It was much higher in some prisons. For example, the maximum security Waupun Correctional Institution had a vacancy rate of nearly 32 percent in April.

The plan Republicans passed Tuesday would increase state funding by $36.8 million in the next budget, which is about $13 million more than Gov. Tony Evers proposed.

Under the GOP corrections proposal, the starting salary for corrections officers would go from $16.65 per hour to $19.03 per hour. Evers’ budget would have increased starting correction officer pay to $18.59 per hour.

“This is an important part of an investment that we need to make in corrections to both address the shortages in staffing as well as acknowledge the value and the importance of our staff that run these facilities,” said Rep. Mark Born, R-Beaver Dam.

Outside of the budget process, the Evers administration had already approved $5-per-hour raises at a handful of institutions like Waupun where the vacancy rates were highest. The GOP motion would withhold extra funding from those facilities in the first year of the upcoming budget.

Some Republicans criticized Evers for offering raises to some institutions and not others, saying the governor was punishing facilities that had done a good job.

Democrats, like Rep. Evan Goyke, D-Milwaukee, disputed that, saying Evers was doing what he could to address vacancies that had skyrocketed during the eight-year administration of former Republican Gov. Scott Walker.

“This was, and has been, a growing and festering problem that has gone unsolved by the majority party over their time in the majority with a Republican governor,” Goyke said.

In addition to the targeted funding for corrections officers, the committee’s action Tuesday would set aside funding for a pair of 2-percent wage increases for all state workers.

The first 2-percent increase would take effect on Jan. 1, 2020 and the second 2-percent increase would take effect on Jan. 1, 2021. For purposes of disclosure, the general wage increases would affect employees of Wisconsin Public Radio.

Republicans didn’t approve another Evers initiative that would have spent about $8 million on market wage and parity adjustments.

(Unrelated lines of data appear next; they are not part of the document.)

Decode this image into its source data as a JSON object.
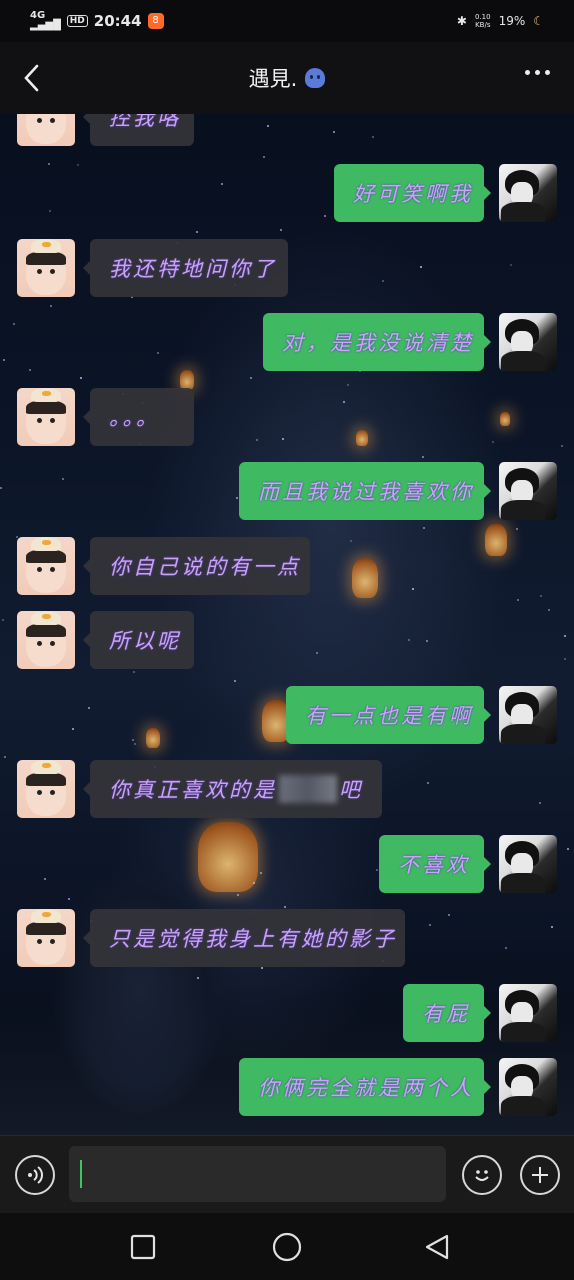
{
  "status_bar": {
    "network": "4G",
    "hd": "HD",
    "time": "20:44",
    "app_badge": "8",
    "speed_top": "0.10",
    "speed_bottom": "KB/s",
    "battery": "19%"
  },
  "header": {
    "title": "遇見."
  },
  "messages": [
    {
      "side": "in",
      "text": "控我咯"
    },
    {
      "side": "out",
      "text": "好可笑啊我"
    },
    {
      "side": "in",
      "text": "我还特地问你了"
    },
    {
      "side": "out",
      "text": "对，是我没说清楚"
    },
    {
      "side": "in",
      "text": "。。。"
    },
    {
      "side": "out",
      "text": "而且我说过我喜欢你"
    },
    {
      "side": "in",
      "text": "你自己说的有一点"
    },
    {
      "side": "in",
      "text": "所以呢"
    },
    {
      "side": "out",
      "text": "有一点也是有啊"
    },
    {
      "side": "in",
      "text_before": "你真正喜欢的是",
      "text_after": "吧"
    },
    {
      "side": "out",
      "text": "不喜欢"
    },
    {
      "side": "in",
      "text": "只是觉得我身上有她的影子"
    },
    {
      "side": "out",
      "text": "有屁"
    },
    {
      "side": "out",
      "text": "你俩完全就是两个人"
    }
  ],
  "input": {
    "value": "",
    "placeholder": ""
  },
  "icons": {
    "back": "chevron-left-icon",
    "more": "more-dots-icon",
    "voice": "voice-icon",
    "emoji": "emoji-icon",
    "plus": "plus-icon",
    "nav_recent": "square-icon",
    "nav_home": "circle-icon",
    "nav_back": "triangle-back-icon"
  },
  "colors": {
    "outgoing_bubble": "#3fba63",
    "incoming_bubble": "#343438",
    "bubble_text": "#c7a3f5"
  }
}
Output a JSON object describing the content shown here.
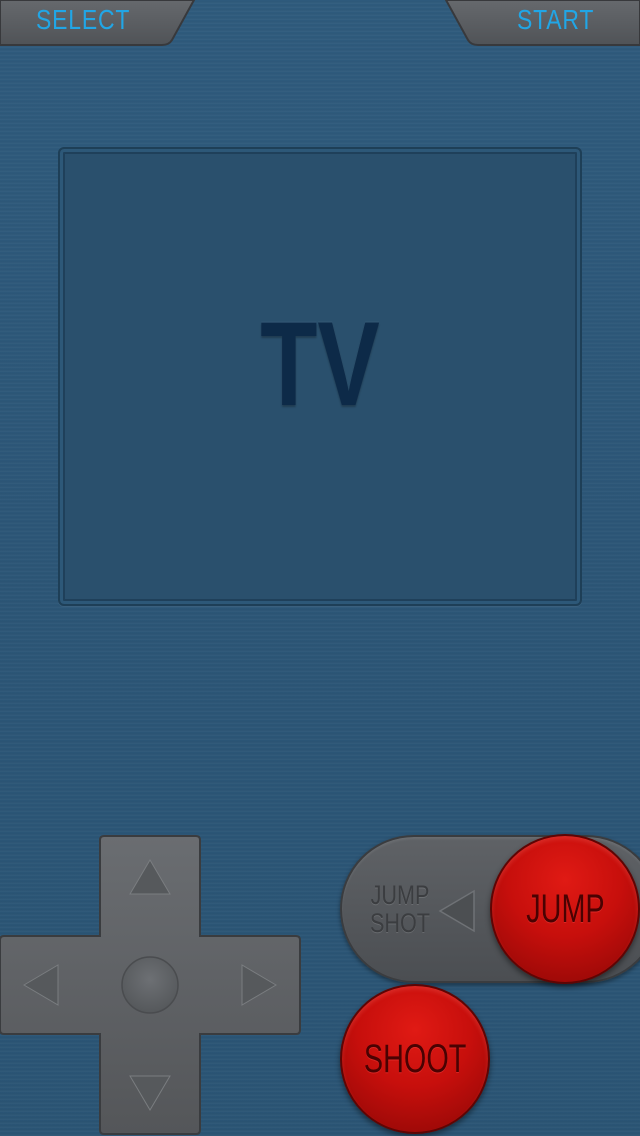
{
  "top_bar": {
    "select_label": "SELECT",
    "start_label": "START"
  },
  "tv": {
    "label": "TV"
  },
  "dpad": {
    "up_icon": "triangle-up",
    "down_icon": "triangle-down",
    "left_icon": "triangle-left",
    "right_icon": "triangle-right",
    "center_icon": "circle"
  },
  "slider": {
    "line1": "JUMP",
    "line2": "SHOT",
    "arrow_icon": "triangle-left"
  },
  "buttons": {
    "jump_label": "JUMP",
    "shoot_label": "SHOOT"
  },
  "colors": {
    "background": "#2c5677",
    "accent_text": "#21a6e6",
    "tv_text": "#0d2a48",
    "button_red": "#c70f0c",
    "control_gray": "#5f6266"
  }
}
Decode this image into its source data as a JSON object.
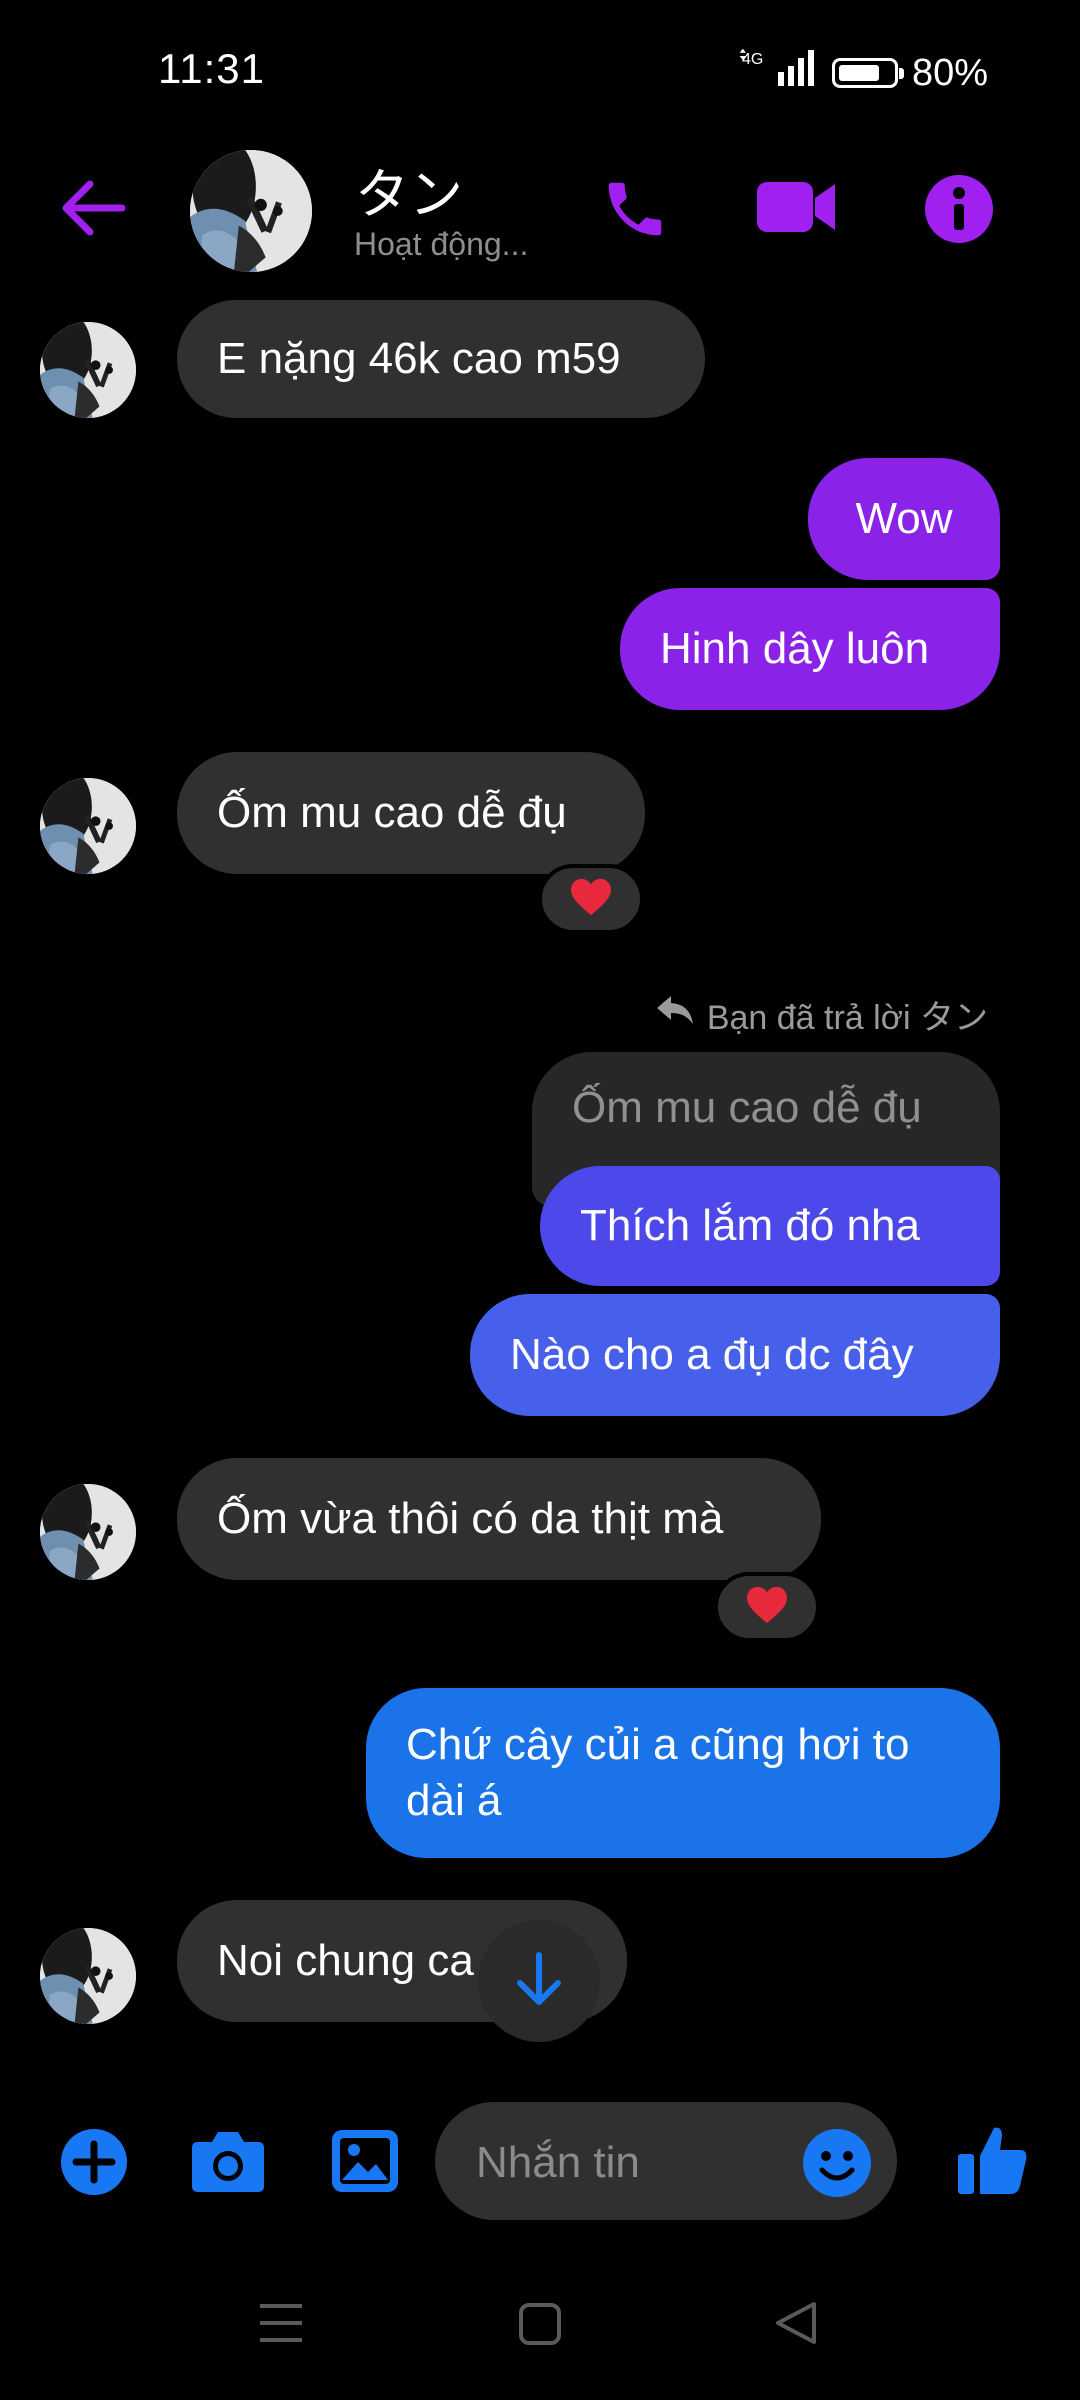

Both salary proposals would need to be approved by the full Legislature. The pay plan increase would also need to be approved by a special committee that oversees state pay adjustments.